Excerpts from an interface dataset
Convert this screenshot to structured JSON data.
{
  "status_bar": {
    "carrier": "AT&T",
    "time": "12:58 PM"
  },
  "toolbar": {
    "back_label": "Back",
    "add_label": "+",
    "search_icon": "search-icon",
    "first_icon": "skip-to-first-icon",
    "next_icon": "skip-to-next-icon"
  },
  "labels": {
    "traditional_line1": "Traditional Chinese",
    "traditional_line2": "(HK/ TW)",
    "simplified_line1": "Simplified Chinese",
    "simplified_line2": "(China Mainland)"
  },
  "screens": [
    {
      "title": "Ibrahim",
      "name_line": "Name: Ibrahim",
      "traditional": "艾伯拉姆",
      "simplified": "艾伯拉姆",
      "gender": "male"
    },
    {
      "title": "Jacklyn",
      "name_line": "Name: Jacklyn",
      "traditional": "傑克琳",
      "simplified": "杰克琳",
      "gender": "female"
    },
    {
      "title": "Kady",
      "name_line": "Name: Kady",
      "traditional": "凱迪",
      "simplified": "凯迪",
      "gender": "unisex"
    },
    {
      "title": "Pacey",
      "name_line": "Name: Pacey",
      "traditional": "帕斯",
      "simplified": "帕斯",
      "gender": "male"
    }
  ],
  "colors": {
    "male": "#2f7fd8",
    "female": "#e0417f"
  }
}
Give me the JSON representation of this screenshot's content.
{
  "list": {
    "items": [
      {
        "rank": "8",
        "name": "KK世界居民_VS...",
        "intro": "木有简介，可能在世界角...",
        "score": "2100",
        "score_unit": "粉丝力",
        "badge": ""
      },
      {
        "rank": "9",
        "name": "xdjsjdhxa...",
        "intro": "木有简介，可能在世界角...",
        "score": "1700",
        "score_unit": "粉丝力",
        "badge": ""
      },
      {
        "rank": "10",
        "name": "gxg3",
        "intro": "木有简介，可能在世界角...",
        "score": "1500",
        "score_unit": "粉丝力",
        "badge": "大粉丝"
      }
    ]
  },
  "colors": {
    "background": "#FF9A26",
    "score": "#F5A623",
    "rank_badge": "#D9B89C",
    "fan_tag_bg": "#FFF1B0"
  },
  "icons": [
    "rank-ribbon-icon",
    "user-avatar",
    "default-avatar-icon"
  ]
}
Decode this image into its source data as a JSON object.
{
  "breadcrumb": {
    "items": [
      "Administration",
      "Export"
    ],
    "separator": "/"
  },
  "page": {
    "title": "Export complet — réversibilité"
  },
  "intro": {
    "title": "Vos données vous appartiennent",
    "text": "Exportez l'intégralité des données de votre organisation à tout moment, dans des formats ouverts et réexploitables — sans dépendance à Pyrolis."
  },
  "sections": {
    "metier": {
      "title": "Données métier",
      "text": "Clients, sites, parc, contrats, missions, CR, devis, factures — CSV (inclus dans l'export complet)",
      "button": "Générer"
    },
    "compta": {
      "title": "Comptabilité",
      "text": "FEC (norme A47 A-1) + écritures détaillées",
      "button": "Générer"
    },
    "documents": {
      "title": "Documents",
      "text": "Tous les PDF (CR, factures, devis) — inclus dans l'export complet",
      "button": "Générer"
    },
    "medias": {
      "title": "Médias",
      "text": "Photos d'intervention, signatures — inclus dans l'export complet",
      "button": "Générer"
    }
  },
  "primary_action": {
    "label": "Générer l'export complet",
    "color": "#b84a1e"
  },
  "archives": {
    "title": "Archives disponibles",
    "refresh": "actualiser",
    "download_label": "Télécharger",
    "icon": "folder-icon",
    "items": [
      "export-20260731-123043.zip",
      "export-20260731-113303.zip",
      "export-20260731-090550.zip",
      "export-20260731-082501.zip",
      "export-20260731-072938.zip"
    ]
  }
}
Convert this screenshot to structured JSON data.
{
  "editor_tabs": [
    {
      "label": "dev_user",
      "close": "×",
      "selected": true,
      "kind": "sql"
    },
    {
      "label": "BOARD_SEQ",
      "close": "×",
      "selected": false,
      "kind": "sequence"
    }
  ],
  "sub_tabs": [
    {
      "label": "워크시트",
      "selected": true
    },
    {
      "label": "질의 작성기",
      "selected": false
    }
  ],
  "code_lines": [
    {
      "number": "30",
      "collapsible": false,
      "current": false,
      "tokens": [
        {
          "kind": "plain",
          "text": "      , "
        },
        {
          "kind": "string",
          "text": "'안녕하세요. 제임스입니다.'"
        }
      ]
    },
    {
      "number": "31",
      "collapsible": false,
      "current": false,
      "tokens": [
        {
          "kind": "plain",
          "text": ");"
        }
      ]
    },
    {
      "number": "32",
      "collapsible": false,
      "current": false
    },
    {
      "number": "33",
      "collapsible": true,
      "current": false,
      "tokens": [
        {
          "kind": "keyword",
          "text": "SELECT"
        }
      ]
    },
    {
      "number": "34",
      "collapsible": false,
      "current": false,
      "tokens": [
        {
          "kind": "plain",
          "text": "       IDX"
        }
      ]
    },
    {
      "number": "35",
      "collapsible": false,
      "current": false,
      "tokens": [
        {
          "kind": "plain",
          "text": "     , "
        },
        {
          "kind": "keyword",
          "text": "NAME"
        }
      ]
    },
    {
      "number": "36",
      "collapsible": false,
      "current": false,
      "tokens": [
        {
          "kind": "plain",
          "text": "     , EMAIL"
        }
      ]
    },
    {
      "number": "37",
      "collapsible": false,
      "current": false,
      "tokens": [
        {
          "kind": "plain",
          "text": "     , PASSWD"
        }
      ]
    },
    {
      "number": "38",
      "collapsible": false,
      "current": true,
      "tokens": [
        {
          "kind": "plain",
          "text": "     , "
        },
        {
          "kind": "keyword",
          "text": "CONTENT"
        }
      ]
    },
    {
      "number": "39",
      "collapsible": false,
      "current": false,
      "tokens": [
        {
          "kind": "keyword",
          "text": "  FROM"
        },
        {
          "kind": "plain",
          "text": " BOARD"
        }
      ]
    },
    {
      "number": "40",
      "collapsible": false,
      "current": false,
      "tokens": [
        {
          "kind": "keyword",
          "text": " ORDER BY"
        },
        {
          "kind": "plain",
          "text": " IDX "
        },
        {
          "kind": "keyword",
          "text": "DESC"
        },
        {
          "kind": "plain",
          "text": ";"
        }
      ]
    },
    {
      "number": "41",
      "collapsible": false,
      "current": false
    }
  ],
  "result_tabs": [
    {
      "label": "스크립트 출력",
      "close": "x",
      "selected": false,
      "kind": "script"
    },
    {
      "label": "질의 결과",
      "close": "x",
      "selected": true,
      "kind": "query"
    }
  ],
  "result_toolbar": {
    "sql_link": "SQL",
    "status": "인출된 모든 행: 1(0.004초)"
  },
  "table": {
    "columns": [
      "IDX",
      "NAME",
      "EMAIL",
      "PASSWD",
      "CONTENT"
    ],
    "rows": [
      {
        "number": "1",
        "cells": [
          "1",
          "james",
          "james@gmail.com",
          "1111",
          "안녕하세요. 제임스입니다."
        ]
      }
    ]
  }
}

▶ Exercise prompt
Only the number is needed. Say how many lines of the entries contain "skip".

▶ Answer below
2